Pembridge is a good-sized village in the north-west of the county; it is part of the Black and White Village Trail. The name Pembridge is derived from the Old English Penebrug(g)e, which probably meant "Pena's bridge" (Bruce Coplestone-Crow, Herefordshire Place-Names, British Archaeological Reports British Series 214, 1989, p. 156).
The castle earthworks can be found adjacent to the south side of the village churchyard.
The mound is large and oval shaped with a deep, dry ditch. The average height of the castle mound above the bottom of the ditch is 5m. The main hall of the castle probably stood on the north-east corner, and geophysical survey has confirmed a stone-founded building in this area, but there is no visible stonework.
An area to the east, possibly an outer bailey (HER 32798), showed strong resistance, indicating a stone building or cobbled floor.
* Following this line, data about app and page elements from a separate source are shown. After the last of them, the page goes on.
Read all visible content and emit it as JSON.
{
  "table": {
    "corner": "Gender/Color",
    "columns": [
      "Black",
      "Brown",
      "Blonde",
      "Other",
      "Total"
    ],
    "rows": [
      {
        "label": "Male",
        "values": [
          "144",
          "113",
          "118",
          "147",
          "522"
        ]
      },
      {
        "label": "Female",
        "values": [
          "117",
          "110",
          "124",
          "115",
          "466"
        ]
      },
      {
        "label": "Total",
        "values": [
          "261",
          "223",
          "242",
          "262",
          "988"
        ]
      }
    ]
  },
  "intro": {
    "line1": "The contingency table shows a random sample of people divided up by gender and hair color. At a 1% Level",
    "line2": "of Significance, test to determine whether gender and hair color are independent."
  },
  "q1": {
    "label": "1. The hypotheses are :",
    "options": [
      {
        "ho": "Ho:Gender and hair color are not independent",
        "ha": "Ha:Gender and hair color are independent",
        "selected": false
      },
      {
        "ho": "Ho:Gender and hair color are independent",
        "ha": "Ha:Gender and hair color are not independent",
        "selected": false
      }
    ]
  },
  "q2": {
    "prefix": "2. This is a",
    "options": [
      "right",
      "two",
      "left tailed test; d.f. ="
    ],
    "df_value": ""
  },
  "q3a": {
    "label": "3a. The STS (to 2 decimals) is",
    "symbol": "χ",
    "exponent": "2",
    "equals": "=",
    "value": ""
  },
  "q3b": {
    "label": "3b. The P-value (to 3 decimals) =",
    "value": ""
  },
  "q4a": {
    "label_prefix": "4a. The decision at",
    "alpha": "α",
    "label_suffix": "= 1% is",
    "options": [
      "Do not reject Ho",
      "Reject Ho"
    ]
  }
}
A holloway led from the moat to the church, but this has since been filled in. The original entrance to the castle would have been on the west, but this is now occupied by farm buildings.
The Rev. C.J. Robinson (in Castles of Herefordshire and their Lords, undated, p. 129) has a footnote referring to a visit to Pembridge by Silas Taylor, a 17th century antiquarian, where he records saw to the south of the church "... the mansion house where there are yet remaines of a fortified keep or small castle".
The Domesday Book's entry for Pembridge records that it was held by Earl Harold and there were twenty villagers, seven smallholders, one riding man and three slaves. The Canons of St. Guthlac's Priory in Hereford claimed the manor of Pembridge; stating that Earl Godwin and his son Harold had wrongly taken it from them. (Frank and Caroline Thorn (eds.), Domesday Book 17: Herefordshire, 19,8, Phillimore, 1983)
Pembridge later came under the control of William de Braose, Lord of Radnor.
The Pembridge family who came to occupy the castle would appear to have been tenant knights of the de Braoses and Mortimers until 1265. The most famous member of the Pembridge family was Richard Pembridge, who was a Knight of the Garter and fought at Poitiers and Sluys. He later became Warden of the Cinque Ports and his tomb survives in Hereford Cathedral. The helm (helmet) from his funeral achievements, one of only three surviving from the Hundred Years War, can be seen in the National Museum of Scotland in Edinburgh, and you can read more about it in our medieval section. The Pembridge family also had an impressive castle at Welsh Newton in south Herefordshire.
The first mention of a member of the Pembridge family that we have in this area is of Ralf de Pembridge, who witnessed several grants and charters around the turn of the 12th century for his overlord, Philip de Braose.
After the death of the third Ralf de Pembridge (c. 1216), a custody battle ensued between William de Cantilupe (steward of the King), Reginald de Braose and Henry de Pembridge (Ralf's half-brother) over Ralf's heir (another Ralf) and his land. The child and land appeared to change hands frequently over the next few years, but in 1222 Thomas Hereford, Sheriff of Hereford, was ordered to hand the Castrum de Peneburg (Pembridge Castle) to William Cantilupe (CPR 1216-25, 358). This is the earliest mention we have of a castle at Pembridge.
During the 1260s, Ralf de Pembridge's son Henry was a supporter of Simon de Montfort in the Barons' Wars. After Simon's defeat at the Battle of Evesham in 1265, Ralf had all his lands confiscated and handed over to Roger de Mortimer of Wigmore Castle. The lands were later restored to Henry, with the exception of Pembridge, which Roger de Mortimer forced Henry to sign over to him permanently.
During the 14th century, Pembridge became part of the landholdings of several "dowager" Mortimers. When Edward of York (the grandson of Anne Mortimer, daughter of Roger Mortimer, 4th Earl of March) came to the throne as King Edward IV after success at the Battle of Mortimer's Cross during the Wars of the Roses in 1461, Pembridge Castle was brought into Crown ownership.
Robinson states that in the 16th century Henry VIII leased the manor to a John Hawkins. He also references Blount, who tells us that the manor was granted by Elizabeth I "... with the Rents of Assize, two mills called Kingsmill and Moseley Mill, Pembridge Park and a wood called Northwood with all house lands and appurtenances to Thomas Chapman and his heirs ..." and that Chapman sold it later to a Thomas Gardiner.
Andrew Stirling-Brown has alerted us to the existence of a paper in Herefordshire Record Office that refers to the Castle, Manor and Borough that came from two separate grants of the Arkwright family of Hampton Court, near Leominster. The earliest grant was dated 1588 and was a grant of Pembridge Castle to the Earl of Leicester and John Morely. The grant must refer to this Pembridge Castle, rather than the one at Welsh Newton, as neither the Earl of Leicester nor the Arkwright family owned property near Welsh Newton.
There is another grant, dating to 1610, where James I gives over the manor and Borough entitlement to the Earl of Essex and his tenant. The Lordship of the Borough was held by the Conningsbys of Hampton Court for a long period.